DATA →
'''

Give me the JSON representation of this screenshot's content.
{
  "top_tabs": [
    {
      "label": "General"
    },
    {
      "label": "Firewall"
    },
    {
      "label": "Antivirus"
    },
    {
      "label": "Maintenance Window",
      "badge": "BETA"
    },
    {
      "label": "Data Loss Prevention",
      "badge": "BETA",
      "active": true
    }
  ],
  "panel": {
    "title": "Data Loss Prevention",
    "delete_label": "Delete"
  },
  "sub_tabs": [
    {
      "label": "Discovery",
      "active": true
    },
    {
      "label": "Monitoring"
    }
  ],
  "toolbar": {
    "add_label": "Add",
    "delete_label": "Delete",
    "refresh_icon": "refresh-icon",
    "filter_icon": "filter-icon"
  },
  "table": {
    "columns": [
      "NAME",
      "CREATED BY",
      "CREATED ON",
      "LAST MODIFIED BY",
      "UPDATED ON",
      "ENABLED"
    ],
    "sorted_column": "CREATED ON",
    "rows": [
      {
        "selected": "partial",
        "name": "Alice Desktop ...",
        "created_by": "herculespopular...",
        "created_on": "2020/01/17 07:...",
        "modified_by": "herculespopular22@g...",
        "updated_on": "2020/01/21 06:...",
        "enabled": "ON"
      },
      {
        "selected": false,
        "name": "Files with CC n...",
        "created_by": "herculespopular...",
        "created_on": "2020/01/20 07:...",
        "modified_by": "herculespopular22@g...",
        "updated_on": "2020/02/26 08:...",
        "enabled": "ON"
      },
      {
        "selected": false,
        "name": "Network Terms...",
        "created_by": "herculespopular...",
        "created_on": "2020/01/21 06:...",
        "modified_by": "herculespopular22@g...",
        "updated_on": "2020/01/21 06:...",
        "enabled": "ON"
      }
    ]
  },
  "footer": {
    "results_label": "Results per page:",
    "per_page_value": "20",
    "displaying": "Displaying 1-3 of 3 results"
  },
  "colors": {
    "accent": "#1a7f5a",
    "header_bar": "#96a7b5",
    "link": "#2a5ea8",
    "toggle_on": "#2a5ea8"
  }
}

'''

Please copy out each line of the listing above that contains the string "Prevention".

SOLUTION FOR THIS EXERCISE →
      "label": "Data Loss Prevention",
    "title": "Data Loss Prevention",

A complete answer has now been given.